There may be something new under the sun after all - at least since the days when Arthur Balfour promised the Jews a National Home in Palestine and Trygve Lie oversaw the UN General Assembly's endorsement of the partition of Palestine.
Last month, the Palestinian Prime Minister, Salam Fayyad, unveiled a government program "to establish a de facto state apparatus within the next two years," regardless of progress in negotiations with Israel. For the first time, the Palestinians have a leader who genuinely wants a state. While Yasser Arafat extolled that golden goal, he seemed more keen on state-destroying than state-building. The anti-Zionist revolution had dominated his ideological and practical agenda, overshadowing accommodation with Israel and the construction of a viable Palestinian polity.
PA President Mahmoud Abbas followed suit. Just two weeks prior to Fayyad's declaration, Abbas led the Fatah Sixth General Conference, the first in twenty years, to resolutions that ratified its charter, which holds that "armed struggle is a strategy, not a tactic. ... This struggle will not stop until the Zionist entity is eliminated and Palestine is liberated." Admittedly, radical rhetoric often veils political pragmatism, and relatively moderate Fatah leaders are no exception. Talk and text, however, do reveal ideas and, in particular, an elite's perception of prevalent public opinion. The conference participants do not believe that their people are ready or willing to explicitly disengage from the anti-Zionist revolution, or to substitute a positive battle for a negative one. They may be right, but Fayyad seems to think otherwise.
Far from being a pro-Zionist, Fayyad put forth his own "disengagement plan," a proactive strategy for unilateral action to cut the conflict's Gordian knot. It might work. There remain only two roads not taken to a two-state solution: a pan-Palestine plebiscite, an all-inclusive referendum, which may create a foundation of popular legitimacy for such a solution; or else the creation of a Palestinian state before (hopefully) reaching peace. Achingly pragmatic, Fayyad chose the latter. Unwise allusions apart, Fayyad is following in the footsteps of the once glorious, but currently disintegrating, Zionist Labor movement (whose last real leader was, ironically enough, the comatose Ariel Sharon). "One more acre, one more goat," was its motto during the Zionist heydays of state-building, the construction of the "Yishuv" as an incipient Jewish state. Fayyad's bold attempt to re-embody the Zionist model depends on many factors, first and foremost on the Palestinian people. If the Palestinians want a state, they shall have it. The resolution of the West Bank population to eschew terror in favor of civil projects, notwithstanding the Hamas-Fatah strife, will determine much of the outcome.

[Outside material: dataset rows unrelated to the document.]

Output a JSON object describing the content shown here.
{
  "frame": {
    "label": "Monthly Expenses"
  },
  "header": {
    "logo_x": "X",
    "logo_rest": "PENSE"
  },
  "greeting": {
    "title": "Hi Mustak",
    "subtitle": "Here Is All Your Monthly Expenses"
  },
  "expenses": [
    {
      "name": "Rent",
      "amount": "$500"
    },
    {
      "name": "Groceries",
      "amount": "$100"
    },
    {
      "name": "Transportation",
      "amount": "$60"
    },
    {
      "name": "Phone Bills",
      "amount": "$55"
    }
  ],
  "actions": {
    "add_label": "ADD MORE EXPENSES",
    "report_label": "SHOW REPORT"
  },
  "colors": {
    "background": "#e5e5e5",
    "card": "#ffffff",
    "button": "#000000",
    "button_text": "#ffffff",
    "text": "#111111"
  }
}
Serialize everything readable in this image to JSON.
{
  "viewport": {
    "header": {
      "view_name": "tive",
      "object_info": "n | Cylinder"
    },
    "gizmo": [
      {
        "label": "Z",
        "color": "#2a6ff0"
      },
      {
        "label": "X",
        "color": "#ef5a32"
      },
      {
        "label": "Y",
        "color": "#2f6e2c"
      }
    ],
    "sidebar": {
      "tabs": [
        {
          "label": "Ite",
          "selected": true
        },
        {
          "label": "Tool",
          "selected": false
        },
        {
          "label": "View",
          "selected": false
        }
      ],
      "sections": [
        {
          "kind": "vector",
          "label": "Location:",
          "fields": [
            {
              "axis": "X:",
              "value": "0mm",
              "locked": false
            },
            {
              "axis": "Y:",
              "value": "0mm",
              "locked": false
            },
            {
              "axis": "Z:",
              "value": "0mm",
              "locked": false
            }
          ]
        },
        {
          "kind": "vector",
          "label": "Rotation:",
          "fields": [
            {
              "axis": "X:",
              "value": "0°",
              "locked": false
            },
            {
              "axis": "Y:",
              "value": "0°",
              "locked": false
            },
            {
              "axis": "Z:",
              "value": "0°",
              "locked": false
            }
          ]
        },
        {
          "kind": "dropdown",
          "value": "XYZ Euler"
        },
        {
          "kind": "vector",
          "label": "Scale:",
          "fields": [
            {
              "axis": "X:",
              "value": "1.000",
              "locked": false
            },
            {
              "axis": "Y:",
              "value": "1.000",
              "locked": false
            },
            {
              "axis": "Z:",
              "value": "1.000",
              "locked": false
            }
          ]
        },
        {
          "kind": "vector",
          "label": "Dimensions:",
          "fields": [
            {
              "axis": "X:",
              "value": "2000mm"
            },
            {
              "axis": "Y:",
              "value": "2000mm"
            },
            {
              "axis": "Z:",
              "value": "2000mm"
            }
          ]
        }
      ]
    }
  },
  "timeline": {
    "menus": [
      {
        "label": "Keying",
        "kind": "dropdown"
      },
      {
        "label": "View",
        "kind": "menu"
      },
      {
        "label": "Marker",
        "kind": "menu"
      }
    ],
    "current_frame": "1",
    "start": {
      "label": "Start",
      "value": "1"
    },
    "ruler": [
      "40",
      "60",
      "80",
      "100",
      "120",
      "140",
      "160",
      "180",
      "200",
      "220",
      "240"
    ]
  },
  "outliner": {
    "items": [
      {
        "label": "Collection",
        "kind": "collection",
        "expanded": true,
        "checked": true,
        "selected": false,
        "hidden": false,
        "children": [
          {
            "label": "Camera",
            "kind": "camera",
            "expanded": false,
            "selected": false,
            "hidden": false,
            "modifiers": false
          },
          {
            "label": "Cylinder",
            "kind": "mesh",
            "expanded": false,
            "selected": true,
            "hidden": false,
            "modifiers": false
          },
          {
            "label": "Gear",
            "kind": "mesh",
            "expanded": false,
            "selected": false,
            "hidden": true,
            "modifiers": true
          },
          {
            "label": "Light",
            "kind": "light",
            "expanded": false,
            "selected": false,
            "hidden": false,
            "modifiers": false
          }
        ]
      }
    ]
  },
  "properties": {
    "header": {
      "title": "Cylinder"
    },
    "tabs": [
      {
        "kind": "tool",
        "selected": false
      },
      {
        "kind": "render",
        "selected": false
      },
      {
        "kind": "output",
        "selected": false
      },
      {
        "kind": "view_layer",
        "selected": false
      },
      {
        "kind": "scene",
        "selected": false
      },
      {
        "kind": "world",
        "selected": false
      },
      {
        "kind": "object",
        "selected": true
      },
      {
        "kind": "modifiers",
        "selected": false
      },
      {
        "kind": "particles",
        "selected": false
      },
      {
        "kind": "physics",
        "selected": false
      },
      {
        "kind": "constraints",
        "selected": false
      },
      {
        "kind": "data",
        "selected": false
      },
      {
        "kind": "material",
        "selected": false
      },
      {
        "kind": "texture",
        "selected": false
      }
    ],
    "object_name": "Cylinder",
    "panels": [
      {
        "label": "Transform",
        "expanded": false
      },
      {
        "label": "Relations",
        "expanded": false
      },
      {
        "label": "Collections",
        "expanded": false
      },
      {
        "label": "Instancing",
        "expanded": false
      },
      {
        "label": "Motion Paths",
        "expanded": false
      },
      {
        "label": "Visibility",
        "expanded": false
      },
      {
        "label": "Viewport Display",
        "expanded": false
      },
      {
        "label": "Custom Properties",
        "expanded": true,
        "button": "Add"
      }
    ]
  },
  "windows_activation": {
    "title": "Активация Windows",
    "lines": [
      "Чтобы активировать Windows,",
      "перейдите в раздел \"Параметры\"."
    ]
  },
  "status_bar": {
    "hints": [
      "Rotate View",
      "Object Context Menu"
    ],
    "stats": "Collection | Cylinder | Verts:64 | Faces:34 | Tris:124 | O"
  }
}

So will US policy.
Enter Obama's long-awaited speech at the opening of the 64th session of the UN General Assembly. Recent reports seem to indicate a growing inclination in the administration to include in the speech an explicit endorsement of Fayyad's plan: the establishment of a Palestinian state within two years, with or without peace. Obama seems keen on becoming the Lie of the 21st century. As the first elected Secretary-General of the United Nations, Lie chaired the United Nations General Assembly's endorsement of Resolution 181, the plan to partition Palestine into one Arab and one Jewish state. This is a tempting, but highly dangerous, proposition. Tempting, because it is partly right - if the Palestinians want a state, they should have it. Dangerous, because it is partly wrong - state-construction is a long and tedious process; one which the Palestinians have only recently begun. It can, and should, be facilitated, but shortcuts, and their potential cataclysmic offshoots must be avoided.
Once Obama puts the full weight of the U.S. behind an unconditional Palestinian state, with a definite two-year deadline, he pulls the rug out from under Israel's feet in the West Bank. In the eyes of Palestinians and Jewish settlers alike, Israel's government will instantly be transformed into an incarnation of the British Mandate in the twilight months that followed the November 1947 UN resolution. Formally, it is still the occupying force; practically, it lives on a borrowed time, with a defined expiration date: spring 2011. Israel's government, like the British Mandate, will cease to be an address; the U.S. and the UN will take its place. Radical Jewish settlers will now target the latter, rather than the Israeli public and leaders. Fighting over illegal outposts will become irrelevant. A whole different ball game will ensue, with militants aiming to show the world, and Obama in particular, that they will not yield. Guerrilla warfare may follow, turning the West Bank into a battle zone from which a Palestinian state may never emerge. Israel's government will find it hard to sit idle, and will likely engage, directly and indirectly, with the civil war, which may well escalate and percolate into Israel. Will U.S. soldiers then be called upon to open fire?
This scenario can, and must, be avoided. A Palestinian state may indeed be achieved only by bloodshed, but the Obama administration should do its best to minimize the risk of that. Now is not the time for Lie, but for Balfour. Obama's speech should follow the path of the late British statesman, promising to "view with favour the establishment in Palestine of a national home for the [Palestinian] people, and use [the U.S.'s] best endeavours to facilitate the achievement of this object. ..."
In two years, Lie's time may come.